Follow me then, into the kitchen, through this doorway which, unlike all the other rooms of our house, has no door to shut you out or keep you in. The atmosphere is easy come, easy go. There is nothing to hide in this room, nothing to lock up. Its contents belong to one and all. I am especially fond of the linoleum floor and its intriguing pattern of green and red concentric squares. It would appear to be a simple checkerboard to most people, but to me it is so much more. In the center of each six inch square is a black half inch square centered in either a green or red one inch square. The squares then increase by half inch increments of alternating green or red color until the final six inch square is reached. This arrangement of shape within shape and color within color provide an endless possibility of pattern and form and an endless opportunity to imagine and explore. I am eight years old. I scrub this floor every Saturday morning. I get down on my hands and knees with a bucket of warm soapy water and a soft, clean rag. I scrub every square inch of the floor with the ardor of a mystic finding herself in the midst of an infinite and unintended journey. The voice you hear belongs to my mother, “What’s going on? It’s taking you forever to scrub that floor.”
When I was younger, about four years old, I used to climb up on Helen’s lap and sit out there in the kitchen with them. Helen would let me look through her pocket book for candy and chewing gum, and she would let me take sips of her ginger ale. But then one day something happened to change me forever.

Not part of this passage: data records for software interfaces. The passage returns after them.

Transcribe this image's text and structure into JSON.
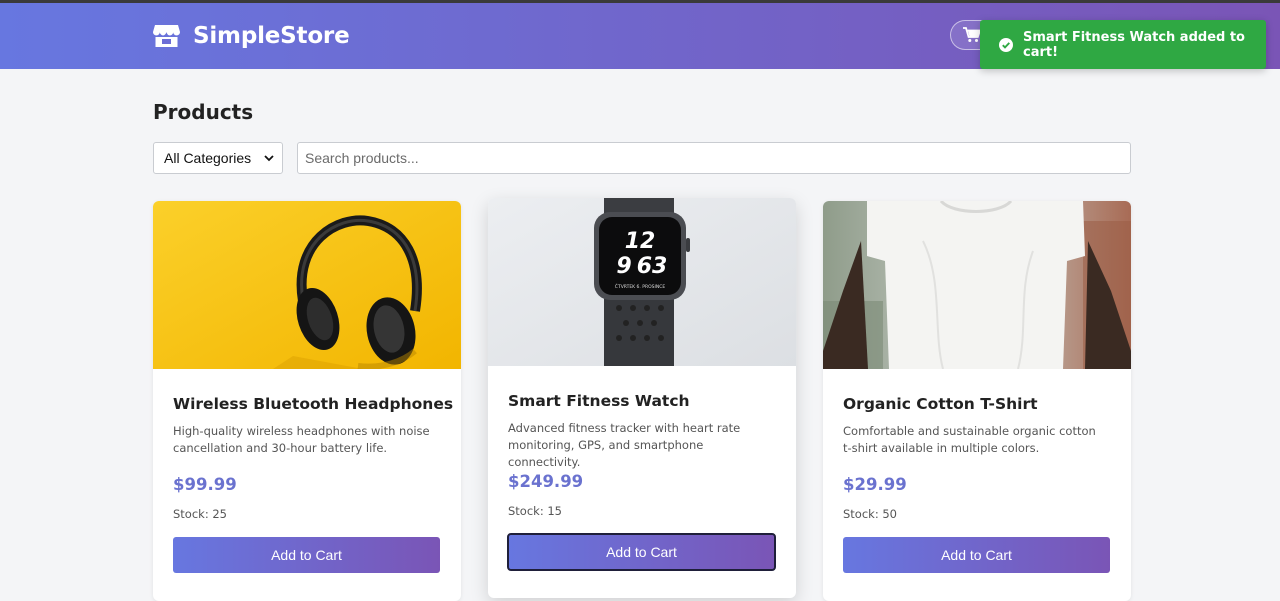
{
  "app": {
    "brand_name": "SimpleStore",
    "accent_gradient": [
      "#6777e0",
      "#7a55b6"
    ]
  },
  "toast": {
    "message": "Smart Fitness Watch added to cart!",
    "color": "#2fa843",
    "icon": "check-circle-icon"
  },
  "cart": {
    "icon": "shopping-cart-icon"
  },
  "page": {
    "title": "Products"
  },
  "filters": {
    "category_selected": "All Categories",
    "search_placeholder": "Search products..."
  },
  "products": [
    {
      "name": "Wireless Bluetooth Headphones",
      "description": "High-quality wireless headphones with noise cancellation and 30-hour battery life.",
      "price": "$99.99",
      "stock": "Stock: 25",
      "button": "Add to Cart",
      "image": "headphones-on-yellow"
    },
    {
      "name": "Smart Fitness Watch",
      "description": "Advanced fitness tracker with heart rate monitoring, GPS, and smartphone connectivity.",
      "price": "$249.99",
      "stock": "Stock: 15",
      "button": "Add to Cart",
      "image": "smart-watch",
      "watch_face": {
        "hour": "12",
        "digits_left": "9",
        "digits_right": "63",
        "footer": "ČTVRTEK 6. PROSINCE"
      }
    },
    {
      "name": "Organic Cotton T-Shirt",
      "description": "Comfortable and sustainable organic cotton t-shirt available in multiple colors.",
      "price": "$29.99",
      "stock": "Stock: 50",
      "button": "Add to Cart",
      "image": "white-tshirt"
    }
  ]
}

It was something my mother said: “Go in the other room like a good little girl.” Her words came as a shock to me. How could I ever be anything but a good little girl? I looked at my mother and in a state of utter confusion stated, “But I already am a good little girl.” Everyone was impressed by my wit and my logic, I could tell by the expression on their faces and the way that looked at each other and smiled. My mother did not smile. She stared at me with a stern face and with an air of one-up-manship said “Then go in the other room like the good little girl that you are.” I realized at that moment that my being good was not a permanent condition, that it was instead a never ending process that carried with it the ever present possibility of not being good. And what’s more, that that possibility could be determined and therefore arbitrarily controlled by someone other than myself. I was sickened by the horror of this revelation, and by the arduous path that now lay ahead of me, the endless proof I would have to provide to the judges of goodness whoever they might be. I felt broken and shamed. With my eyes downcast and my head hung low I dutifully left the kitchen. I threw myself on the sofa, buried my head under a pillow and cried for a long while over my great loss and the ponderous knowledge that replaced it.